_TASK REQUIREMENTS_:
Please print out the entries below unchanged and skip the images.
══ RECORDED INFORMATION ══
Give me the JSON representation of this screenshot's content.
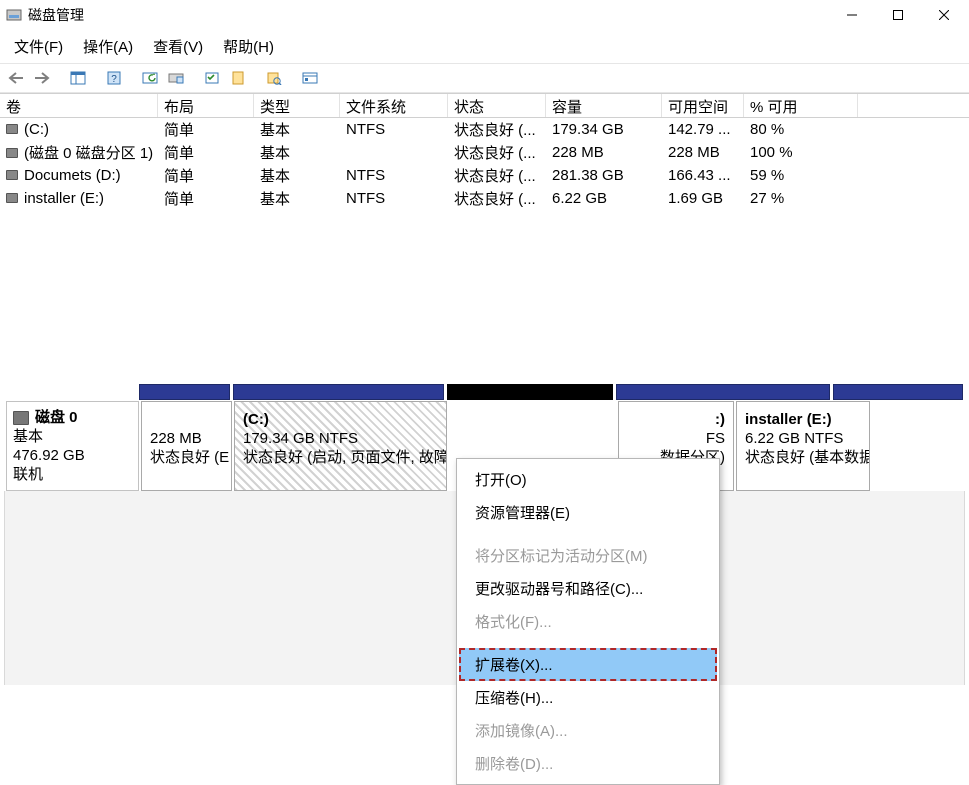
{
  "window": {
    "title": "磁盘管理"
  },
  "menu": {
    "file": "文件(F)",
    "action": "操作(A)",
    "view": "查看(V)",
    "help": "帮助(H)"
  },
  "table": {
    "headers": {
      "volume": "卷",
      "layout": "布局",
      "type": "类型",
      "fs": "文件系统",
      "status": "状态",
      "capacity": "容量",
      "free": "可用空间",
      "pctfree": "% 可用"
    },
    "rows": [
      {
        "name": "(C:)",
        "layout": "简单",
        "type": "基本",
        "fs": "NTFS",
        "status": "状态良好 (...",
        "capacity": "179.34 GB",
        "free": "142.79 ...",
        "pctfree": "80 %"
      },
      {
        "name": "(磁盘 0 磁盘分区 1)",
        "layout": "简单",
        "type": "基本",
        "fs": "",
        "status": "状态良好 (...",
        "capacity": "228 MB",
        "free": "228 MB",
        "pctfree": "100 %"
      },
      {
        "name": "Documets (D:)",
        "layout": "简单",
        "type": "基本",
        "fs": "NTFS",
        "status": "状态良好 (...",
        "capacity": "281.38 GB",
        "free": "166.43 ...",
        "pctfree": "59 %"
      },
      {
        "name": "installer (E:)",
        "layout": "简单",
        "type": "基本",
        "fs": "NTFS",
        "status": "状态良好 (...",
        "capacity": "6.22 GB",
        "free": "1.69 GB",
        "pctfree": "27 %"
      }
    ]
  },
  "disk": {
    "name": "磁盘 0",
    "type": "基本",
    "size": "476.92 GB",
    "state": "联机"
  },
  "parts": {
    "p1": {
      "name": "",
      "l1": "228 MB",
      "l2": "状态良好 (E"
    },
    "p2": {
      "name": "(C:)",
      "l1": "179.34 GB NTFS",
      "l2": "状态良好 (启动, 页面文件, 故障"
    },
    "p3": {
      "name": ":)",
      "l1": "FS",
      "l2": "数据分区)"
    },
    "p4": {
      "name": "installer  (E:)",
      "l1": "6.22 GB NTFS",
      "l2": "状态良好 (基本数据"
    }
  },
  "ctx": {
    "open": "打开(O)",
    "explorer": "资源管理器(E)",
    "markactive": "将分区标记为活动分区(M)",
    "changedrive": "更改驱动器号和路径(C)...",
    "format": "格式化(F)...",
    "extend": "扩展卷(X)...",
    "shrink": "压缩卷(H)...",
    "addmirror": "添加镜像(A)...",
    "delete": "删除卷(D)..."
  }
}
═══
_WRITTEN REPLY_:
Give me the JSON representation of this screenshot's content.
{
  "window": {
    "title": "磁盘管理"
  },
  "menu": {
    "file": "文件(F)",
    "action": "操作(A)",
    "view": "查看(V)",
    "help": "帮助(H)"
  },
  "table": {
    "headers": {
      "volume": "卷",
      "layout": "布局",
      "type": "类型",
      "fs": "文件系统",
      "status": "状态",
      "capacity": "容量",
      "free": "可用空间",
      "pctfree": "% 可用"
    },
    "rows": [
      {
        "name": "(C:)",
        "layout": "简单",
        "type": "基本",
        "fs": "NTFS",
        "status": "状态良好 (...",
        "capacity": "179.34 GB",
        "free": "142.79 ...",
        "pctfree": "80 %"
      },
      {
        "name": "(磁盘 0 磁盘分区 1)",
        "layout": "简单",
        "type": "基本",
        "fs": "",
        "status": "状态良好 (...",
        "capacity": "228 MB",
        "free": "228 MB",
        "pctfree": "100 %"
      },
      {
        "name": "Documets (D:)",
        "layout": "简单",
        "type": "基本",
        "fs": "NTFS",
        "status": "状态良好 (...",
        "capacity": "281.38 GB",
        "free": "166.43 ...",
        "pctfree": "59 %"
      },
      {
        "name": "installer (E:)",
        "layout": "简单",
        "type": "基本",
        "fs": "NTFS",
        "status": "状态良好 (...",
        "capacity": "6.22 GB",
        "free": "1.69 GB",
        "pctfree": "27 %"
      }
    ]
  },
  "disk": {
    "name": "磁盘 0",
    "type": "基本",
    "size": "476.92 GB",
    "state": "联机"
  },
  "parts": {
    "p1": {
      "name": "",
      "l1": "228 MB",
      "l2": "状态良好 (E"
    },
    "p2": {
      "name": "(C:)",
      "l1": "179.34 GB NTFS",
      "l2": "状态良好 (启动, 页面文件, 故障"
    },
    "p3": {
      "name": ":)",
      "l1": "FS",
      "l2": "数据分区)"
    },
    "p4": {
      "name": "installer  (E:)",
      "l1": "6.22 GB NTFS",
      "l2": "状态良好 (基本数据"
    }
  },
  "ctx": {
    "open": "打开(O)",
    "explorer": "资源管理器(E)",
    "markactive": "将分区标记为活动分区(M)",
    "changedrive": "更改驱动器号和路径(C)...",
    "format": "格式化(F)...",
    "extend": "扩展卷(X)...",
    "shrink": "压缩卷(H)...",
    "addmirror": "添加镜像(A)...",
    "delete": "删除卷(D)..."
  }
}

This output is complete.